Work task: Could you reproduce every record below exactly as written?

Supplied data:
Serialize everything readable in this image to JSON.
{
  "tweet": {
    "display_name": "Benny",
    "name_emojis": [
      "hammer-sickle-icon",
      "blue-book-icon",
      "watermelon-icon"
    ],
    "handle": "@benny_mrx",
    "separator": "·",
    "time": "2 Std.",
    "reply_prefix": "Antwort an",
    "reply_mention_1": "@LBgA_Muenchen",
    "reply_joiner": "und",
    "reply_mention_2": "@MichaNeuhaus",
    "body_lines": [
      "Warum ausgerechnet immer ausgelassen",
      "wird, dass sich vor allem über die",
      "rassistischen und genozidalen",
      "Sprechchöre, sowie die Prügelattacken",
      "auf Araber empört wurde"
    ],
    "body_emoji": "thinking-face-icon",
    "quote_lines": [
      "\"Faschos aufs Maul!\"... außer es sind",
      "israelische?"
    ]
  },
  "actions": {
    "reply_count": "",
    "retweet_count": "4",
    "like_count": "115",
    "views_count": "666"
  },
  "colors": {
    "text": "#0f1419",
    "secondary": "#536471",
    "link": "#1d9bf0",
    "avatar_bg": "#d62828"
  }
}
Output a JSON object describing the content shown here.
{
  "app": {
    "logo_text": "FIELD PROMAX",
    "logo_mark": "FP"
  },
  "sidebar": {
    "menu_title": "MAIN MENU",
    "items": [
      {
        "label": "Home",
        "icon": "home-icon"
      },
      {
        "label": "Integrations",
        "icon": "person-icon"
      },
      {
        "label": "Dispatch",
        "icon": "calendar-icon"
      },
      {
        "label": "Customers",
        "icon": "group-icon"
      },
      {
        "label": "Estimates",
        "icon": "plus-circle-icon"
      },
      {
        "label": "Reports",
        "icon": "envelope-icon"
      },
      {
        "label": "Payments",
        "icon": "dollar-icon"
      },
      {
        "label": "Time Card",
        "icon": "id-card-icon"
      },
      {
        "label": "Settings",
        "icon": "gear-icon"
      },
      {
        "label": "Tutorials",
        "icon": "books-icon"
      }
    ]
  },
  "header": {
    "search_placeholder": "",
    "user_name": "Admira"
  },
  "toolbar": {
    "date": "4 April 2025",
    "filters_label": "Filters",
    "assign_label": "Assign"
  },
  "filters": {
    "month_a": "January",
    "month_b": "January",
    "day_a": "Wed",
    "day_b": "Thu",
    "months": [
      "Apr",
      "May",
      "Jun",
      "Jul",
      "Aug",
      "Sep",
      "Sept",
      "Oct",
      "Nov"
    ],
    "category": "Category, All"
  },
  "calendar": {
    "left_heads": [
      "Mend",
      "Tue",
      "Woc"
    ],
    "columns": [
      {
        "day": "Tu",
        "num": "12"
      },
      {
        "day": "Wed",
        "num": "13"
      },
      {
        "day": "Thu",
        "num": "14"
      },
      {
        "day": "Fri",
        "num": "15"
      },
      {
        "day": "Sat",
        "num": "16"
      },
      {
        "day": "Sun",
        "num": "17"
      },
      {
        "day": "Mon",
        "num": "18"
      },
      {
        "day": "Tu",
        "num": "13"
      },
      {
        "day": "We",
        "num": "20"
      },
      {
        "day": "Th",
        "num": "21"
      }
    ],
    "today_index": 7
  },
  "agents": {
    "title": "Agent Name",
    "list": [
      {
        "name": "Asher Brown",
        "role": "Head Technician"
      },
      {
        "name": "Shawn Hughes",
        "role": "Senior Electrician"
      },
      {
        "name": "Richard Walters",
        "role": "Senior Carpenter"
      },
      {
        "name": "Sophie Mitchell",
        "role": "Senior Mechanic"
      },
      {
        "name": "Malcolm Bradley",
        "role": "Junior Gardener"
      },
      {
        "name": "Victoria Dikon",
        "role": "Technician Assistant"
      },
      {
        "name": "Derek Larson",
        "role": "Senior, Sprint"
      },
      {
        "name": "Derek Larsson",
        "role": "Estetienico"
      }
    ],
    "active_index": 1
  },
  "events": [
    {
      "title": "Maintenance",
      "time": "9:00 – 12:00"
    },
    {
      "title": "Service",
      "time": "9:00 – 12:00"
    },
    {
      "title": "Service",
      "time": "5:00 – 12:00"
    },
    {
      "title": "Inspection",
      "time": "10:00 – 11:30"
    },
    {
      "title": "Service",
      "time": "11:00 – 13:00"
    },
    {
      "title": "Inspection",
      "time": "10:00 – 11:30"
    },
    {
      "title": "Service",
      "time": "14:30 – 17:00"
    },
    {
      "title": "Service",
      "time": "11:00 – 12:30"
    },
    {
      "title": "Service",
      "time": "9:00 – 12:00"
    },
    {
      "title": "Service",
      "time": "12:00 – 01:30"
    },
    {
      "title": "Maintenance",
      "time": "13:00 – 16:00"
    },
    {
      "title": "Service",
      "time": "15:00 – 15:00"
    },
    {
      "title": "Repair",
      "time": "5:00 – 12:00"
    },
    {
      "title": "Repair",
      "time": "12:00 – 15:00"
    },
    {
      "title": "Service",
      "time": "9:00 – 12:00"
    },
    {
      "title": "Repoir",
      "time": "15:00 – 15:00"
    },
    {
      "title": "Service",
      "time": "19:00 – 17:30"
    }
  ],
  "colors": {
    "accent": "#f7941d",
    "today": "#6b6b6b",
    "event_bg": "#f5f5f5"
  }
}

Result of the exercise:
Serialize everything readable in this image to JSON.
{
  "tweet": {
    "display_name": "Benny",
    "name_emojis": [
      "hammer-sickle-icon",
      "blue-book-icon",
      "watermelon-icon"
    ],
    "handle": "@benny_mrx",
    "separator": "·",
    "time": "2 Std.",
    "reply_prefix": "Antwort an",
    "reply_mention_1": "@LBgA_Muenchen",
    "reply_joiner": "und",
    "reply_mention_2": "@MichaNeuhaus",
    "body_lines": [
      "Warum ausgerechnet immer ausgelassen",
      "wird, dass sich vor allem über die",
      "rassistischen und genozidalen",
      "Sprechchöre, sowie die Prügelattacken",
      "auf Araber empört wurde"
    ],
    "body_emoji": "thinking-face-icon",
    "quote_lines": [
      "\"Faschos aufs Maul!\"... außer es sind",
      "israelische?"
    ]
  },
  "actions": {
    "reply_count": "",
    "retweet_count": "4",
    "like_count": "115",
    "views_count": "666"
  },
  "colors": {
    "text": "#0f1419",
    "secondary": "#536471",
    "link": "#1d9bf0",
    "avatar_bg": "#d62828"
  }
}
Output a JSON object describing the content shown here.
{
  "app": {
    "logo_text": "FIELD PROMAX",
    "logo_mark": "FP"
  },
  "sidebar": {
    "menu_title": "MAIN MENU",
    "items": [
      {
        "label": "Home",
        "icon": "home-icon"
      },
      {
        "label": "Integrations",
        "icon": "person-icon"
      },
      {
        "label": "Dispatch",
        "icon": "calendar-icon"
      },
      {
        "label": "Customers",
        "icon": "group-icon"
      },
      {
        "label": "Estimates",
        "icon": "plus-circle-icon"
      },
      {
        "label": "Reports",
        "icon": "envelope-icon"
      },
      {
        "label": "Payments",
        "icon": "dollar-icon"
      },
      {
        "label": "Time Card",
        "icon": "id-card-icon"
      },
      {
        "label": "Settings",
        "icon": "gear-icon"
      },
      {
        "label": "Tutorials",
        "icon": "books-icon"
      }
    ]
  },
  "header": {
    "search_placeholder": "",
    "user_name": "Admira"
  },
  "toolbar": {
    "date": "4 April 2025",
    "filters_label": "Filters",
    "assign_label": "Assign"
  },
  "filters": {
    "month_a": "January",
    "month_b": "January",
    "day_a": "Wed",
    "day_b": "Thu",
    "months": [
      "Apr",
      "May",
      "Jun",
      "Jul",
      "Aug",
      "Sep",
      "Sept",
      "Oct",
      "Nov"
    ],
    "category": "Category, All"
  },
  "calendar": {
    "left_heads": [
      "Mend",
      "Tue",
      "Woc"
    ],
    "columns": [
      {
        "day": "Tu",
        "num": "12"
      },
      {
        "day": "Wed",
        "num": "13"
      },
      {
        "day": "Thu",
        "num": "14"
      },
      {
        "day": "Fri",
        "num": "15"
      },
      {
        "day": "Sat",
        "num": "16"
      },
      {
        "day": "Sun",
        "num": "17"
      },
      {
        "day": "Mon",
        "num": "18"
      },
      {
        "day": "Tu",
        "num": "13"
      },
      {
        "day": "We",
        "num": "20"
      },
      {
        "day": "Th",
        "num": "21"
      }
    ],
    "today_index": 7
  },
  "agents": {
    "title": "Agent Name",
    "list": [
      {
        "name": "Asher Brown",
        "role": "Head Technician"
      },
      {
        "name": "Shawn Hughes",
        "role": "Senior Electrician"
      },
      {
        "name": "Richard Walters",
        "role": "Senior Carpenter"
      },
      {
        "name": "Sophie Mitchell",
        "role": "Senior Mechanic"
      },
      {
        "name": "Malcolm Bradley",
        "role": "Junior Gardener"
      },
      {
        "name": "Victoria Dikon",
        "role": "Technician Assistant"
      },
      {
        "name": "Derek Larson",
        "role": "Senior, Sprint"
      },
      {
        "name": "Derek Larsson",
        "role": "Estetienico"
      }
    ],
    "active_index": 1
  },
  "events": [
    {
      "title": "Maintenance",
      "time": "9:00 – 12:00"
    },
    {
      "title": "Service",
      "time": "9:00 – 12:00"
    },
    {
      "title": "Service",
      "time": "5:00 – 12:00"
    },
    {
      "title": "Inspection",
      "time": "10:00 – 11:30"
    },
    {
      "title": "Service",
      "time": "11:00 – 13:00"
    },
    {
      "title": "Inspection",
      "time": "10:00 – 11:30"
    },
    {
      "title": "Service",
      "time": "14:30 – 17:00"
    },
    {
      "title": "Service",
      "time": "11:00 – 12:30"
    },
    {
      "title": "Service",
      "time": "9:00 – 12:00"
    },
    {
      "title": "Service",
      "time": "12:00 – 01:30"
    },
    {
      "title": "Maintenance",
      "time": "13:00 – 16:00"
    },
    {
      "title": "Service",
      "time": "15:00 – 15:00"
    },
    {
      "title": "Repair",
      "time": "5:00 – 12:00"
    },
    {
      "title": "Repair",
      "time": "12:00 – 15:00"
    },
    {
      "title": "Service",
      "time": "9:00 – 12:00"
    },
    {
      "title": "Repoir",
      "time": "15:00 – 15:00"
    },
    {
      "title": "Service",
      "time": "19:00 – 17:30"
    }
  ],
  "colors": {
    "accent": "#f7941d",
    "today": "#6b6b6b",
    "event_bg": "#f5f5f5"
  }
}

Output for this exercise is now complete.